“What if Mulan had to travel to the underworld?”
Let’s get down to business; Mulan’s epic journey to saving her family and country has taken a side trip, and Elizabeth Lim’s latest novel from Disney Press is the key to finding out what would happen if the happy ending we have all grown to love and adore decided to become a bit more complicated.
The story we all know follows Fa Mulan and her quest to save her father from the war against the invading Huns in China. She poses as a male, Fa Ping, racing off to fight for her family’s honor and to find her place in a world who won’t accept her for who she is. Yet, as we get closer to the climax of the story, something unexpected shifts the narrative. Mulan’s daring battle on the mountain side against Shan Yu doesn’t reveal her identity. As Shan Yu goes to attack Ping, Captain Li Shang jumps in front of her and takes a fatal blow.
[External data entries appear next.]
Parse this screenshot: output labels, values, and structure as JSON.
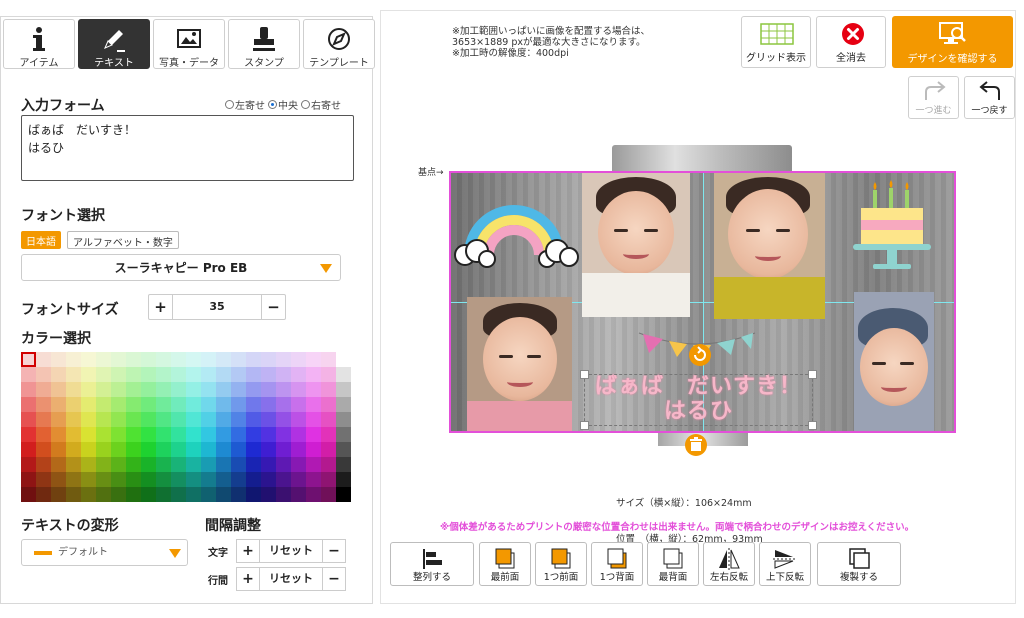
{
  "tabs": [
    {
      "label": "アイテム",
      "icon": "info-icon",
      "active": false
    },
    {
      "label": "テキスト",
      "icon": "pen-icon",
      "active": true
    },
    {
      "label": "写真・データ",
      "icon": "image-icon",
      "active": false
    },
    {
      "label": "スタンプ",
      "icon": "stamp-icon",
      "active": false
    },
    {
      "label": "テンプレート",
      "icon": "compass-icon",
      "active": false
    }
  ],
  "input_form": {
    "title": "入力フォーム",
    "align_left": "左寄せ",
    "align_center": "中央",
    "align_right": "右寄せ",
    "selected_align": "center",
    "text_value": "ばぁば　だいすき！\nはるひ"
  },
  "font_select": {
    "title": "フォント選択",
    "tab_japanese": "日本語",
    "tab_alpha": "アルファベット・数字",
    "selected_font": "スーラキャピー Pro EB"
  },
  "font_size": {
    "title": "フォントサイズ",
    "value": "35",
    "plus": "+",
    "minus": "−"
  },
  "color": {
    "title": "カラー選択",
    "accent": "#f39800"
  },
  "transform": {
    "title": "テキストの変形",
    "selected": "デフォルト"
  },
  "spacing": {
    "title": "間隔調整",
    "char_label": "文字",
    "line_label": "行間",
    "reset_label": "リセット",
    "plus": "+",
    "minus": "−"
  },
  "notice": {
    "line1": "※加工範囲いっぱいに画像を配置する場合は、",
    "line2": "3653×1889 pxが最適な大きさになります。",
    "line3": "※加工時の解像度：400dpi"
  },
  "toolbar": {
    "grid_label": "グリッド表示",
    "clear_label": "全消去",
    "confirm_label": "デザインを確認する",
    "redo_label": "一つ進む",
    "undo_label": "一つ戻す"
  },
  "canvas": {
    "base_label": "基点→",
    "text": "ばぁば　だいすき！\nはるひ",
    "border_color": "#e34fd9",
    "guide_color": "#7fe7ee"
  },
  "size_info": {
    "size": "サイズ（横×縦）：106×24mm",
    "position": "位置　（横，縦）：62mm，93mm"
  },
  "warning": "※個体差があるためプリントの厳密な位置合わせは出来ません。両端で柄合わせのデザインはお控えください。",
  "layer_buttons": [
    {
      "label": "整列する",
      "icon": "align-icon"
    },
    {
      "label": "最前面",
      "icon": "bring-front-icon"
    },
    {
      "label": "1つ前面",
      "icon": "bring-forward-icon"
    },
    {
      "label": "1つ背面",
      "icon": "send-backward-icon"
    },
    {
      "label": "最背面",
      "icon": "send-back-icon"
    },
    {
      "label": "左右反転",
      "icon": "flip-horizontal-icon"
    },
    {
      "label": "上下反転",
      "icon": "flip-vertical-icon"
    },
    {
      "label": "複製する",
      "icon": "duplicate-icon"
    }
  ]
}
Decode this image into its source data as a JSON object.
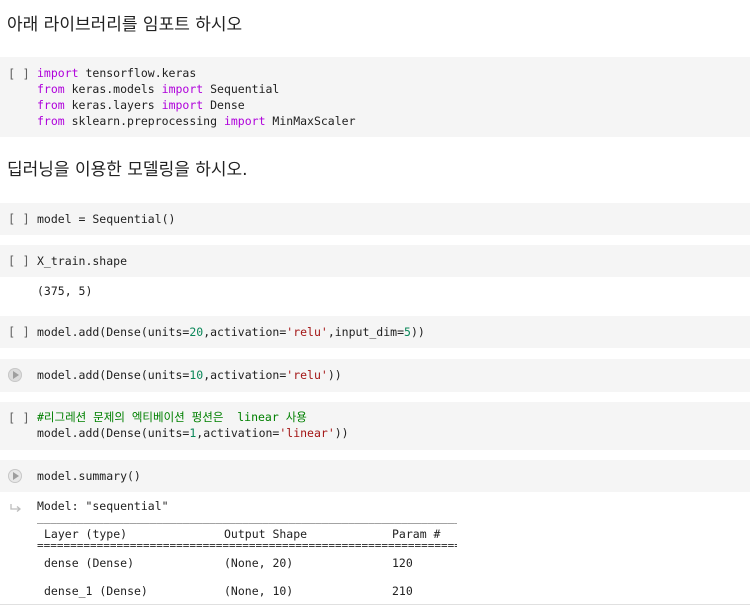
{
  "md1": "아래 라이브러리를 임포트 하시오",
  "md2": "딥러닝을 이용한 모델링을 하시오.",
  "bracket": "[ ]",
  "cell1": {
    "l1": {
      "kw": "import",
      "rest": " tensorflow.keras"
    },
    "l2": {
      "kw1": "from",
      "mid": " keras.models ",
      "kw2": "import",
      "rest": " Sequential"
    },
    "l3": {
      "kw1": "from",
      "mid": " keras.layers ",
      "kw2": "import",
      "rest": " Dense"
    },
    "l4": {
      "kw1": "from",
      "mid": " sklearn.preprocessing ",
      "kw2": "import",
      "rest": " MinMaxScaler"
    }
  },
  "cell2": "model = Sequential()",
  "cell3": "X_train.shape",
  "cell3_out": "(375, 5)",
  "cell4": {
    "a": "model.add(Dense(units=",
    "n1": "20",
    "b": ",activation=",
    "s1": "'relu'",
    "c": ",input_dim=",
    "n2": "5",
    "d": "))"
  },
  "cell5": {
    "a": "model.add(Dense(units=",
    "n1": "10",
    "b": ",activation=",
    "s1": "'relu'",
    "d": "))"
  },
  "cell6": {
    "comment": "#리그레션 문제의 엑티베이션 펑션은  linear 사용",
    "a": "model.add(Dense(units=",
    "n1": "1",
    "b": ",activation=",
    "s1": "'linear'",
    "d": "))"
  },
  "cell7": "model.summary()",
  "summary": {
    "model_line": "Model: \"sequential\"",
    "dash_rule": "_________________________________________________________________",
    "eq_rule": "=================================================================",
    "headers": [
      "Layer (type)",
      "Output Shape",
      "Param #"
    ],
    "rows": [
      [
        "dense (Dense)",
        "(None, 20)",
        "120"
      ],
      [
        "dense_1 (Dense)",
        "(None, 10)",
        "210"
      ]
    ]
  }
}
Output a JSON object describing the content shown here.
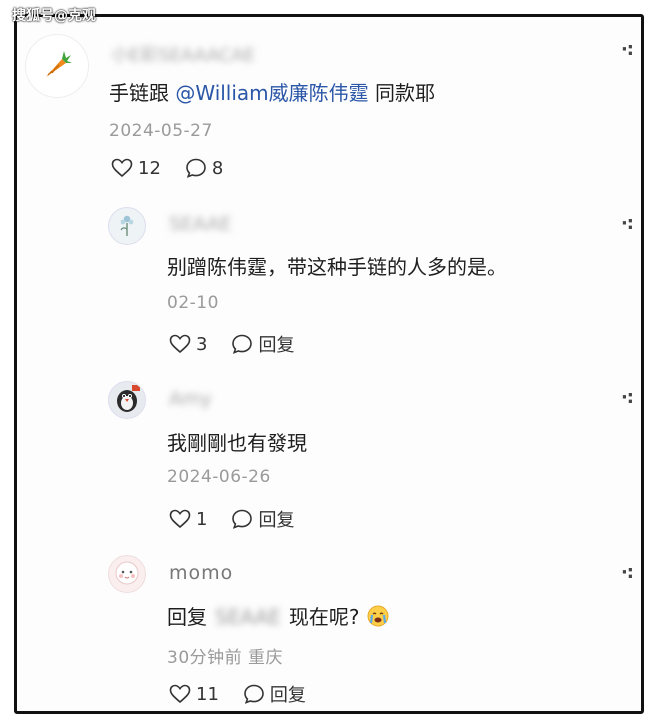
{
  "watermark": "搜狐号@克观",
  "comments": [
    {
      "username": "小E彩SEAAACAE",
      "content_prefix": "手链跟 ",
      "mention": "@William威廉陈伟霆",
      "content_suffix": " 同款耶",
      "time": "2024-05-27",
      "likes": "12",
      "replies": "8",
      "avatar_icon": "carrot-icon"
    },
    {
      "username": "SEAAE",
      "content": "别蹭陈伟霆，带这种手链的人多的是。",
      "time": "02-10",
      "likes": "3",
      "reply_label": "回复",
      "avatar_icon": "flower-icon"
    },
    {
      "username": "Amy",
      "content": "我剛剛也有發現",
      "time": "2024-06-26",
      "likes": "1",
      "reply_label": "回复",
      "avatar_icon": "penguin-icon"
    },
    {
      "username": "momo",
      "content_prefix": "回复",
      "mention": "SEAAE",
      "content_suffix": "现在呢?",
      "time": "30分钟前 重庆",
      "likes": "11",
      "reply_label": "回复",
      "avatar_icon": "cartoon-face-icon",
      "emoji": "crying-face-emoji"
    }
  ],
  "colors": {
    "mention": "#2a57a8",
    "secondary_text": "#9a9a9a",
    "border": "#111111"
  }
}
The scene twists away from the original reveal and takes a darker turn, creating higher stakes and putting Li Shang’s very life in the balance. On the verge of death, Mulan sees a vision of Shang’s father, General Li, and is warned the captain will die by morning. Not wanting to accept his fate, Mulan is given the chance to venture into the realm of the Chinese underworld, Diyu. Defying the balance of life and death, she risks everything to rescue his soul and bring him back with her to the land of the living.
Mulan is accompanied by the Li Family Guardian, ShiShi, a towering stone lion that is arrogant, headstrong, and iron willed. His character, one of the many new characters introduced by the story, is nicely balanced, providing fun where it is needed, and a level of seriousness in others. He’s a bold character, and someone who isn’t afraid to speak his mind.
Another new character, King Yama, is the ruler of the underworld and makes a deal with Mulan to save Shang. The catch being that they have one night to find him and return him to the living world, otherwise she will be faced with an eternal punishment. Yama; however, doesn’t pull the strings in this story and instead hands the reigns over to another villain, Meng Po. Known as the “Lady of Forgetfulness”, Meng Po will be the biggest adversary preventing Mulan from her goal.
Meng Po, like many other elements of the story shift constantly, focusing entirely on deception and confusion. For readers, it does create an interesting shift in tide throughout the story, but is not unpredictable given the circumstances Mulan and company find themselves in. The entire story leads Mulan and the reader to not trust anything they come across. Meng Po pops up more than a few times with the same tricks up her sleeve. As a result, her schemes become very repetitive in nature and a bit exhausting. Though each illusion is different, Mulan and the audience aren’t fooled for a second. Because of that, the smoke and mirrors can be spotted a mile away.
Nevertheless, the book brings you closer into Mulan and Shang’s world, molding a more somber and insightful glimpse into their personas. The extra pages do a great job at filling in the gaps and giving you a stronger appreciation for the relationship building between these two. You learn more about Shang’s backstory, his relationship with his father, and his challenge in overcoming Mulan’s deception as Ping. He still has that tough exterior, but we get to add more dimensions to him.
Meanwhile, more attention is given to the struggle Mulan faces with her self doubt. Her actions have a greater weight to them, really giving readers the opportunity to watch her battle with her inner demons, find harmony in her emotions, and come out with a better grip on what’s really important. Fitting in with the theme of the film, family and self acceptance are everything. Yet, by placing both characters in the underworld, Lim gave herself plenty of room for constructing beyond the established story. The underworld becomes a perfect setting for their personal journey.
The premise of the afterlife and Diyu is a very serious undertaking, one that could easily detract from the overall hopeful and joyful theme Disney is so well known for. Very few properties have touched the concept, and though the tagline for the book may turn some heads in confusion, the details and elements of this dark and mysterious realm round out a beautifully painted picture. It creates a middle ground of maturity and youthful optimism that is unexpected and fitting.
It’s also a terrific way for younger audiences to learn more about Chinese culture and mythology. A lot of elements in the story, such as the levels of Diyu, the locations, and challenges, come directly from real Chinese texts and teachings. Given the importance of historical and cultural accuracy, it’s a subtle and creative approach to bring more of the world of the ancient Chinese into the world of Disney. Similar to Hercules, its inclusively playful without feeling like a history lesson.
The novel overall is a fun and unique addition to the “Twisted Tales” series. Young adults and the young at heart will have plenty of entertaining moments to pour into. You can read a preview except via the recent post below featured on “Oh My Disney”
Reflection: A Twisted Tale will be available on March 27th.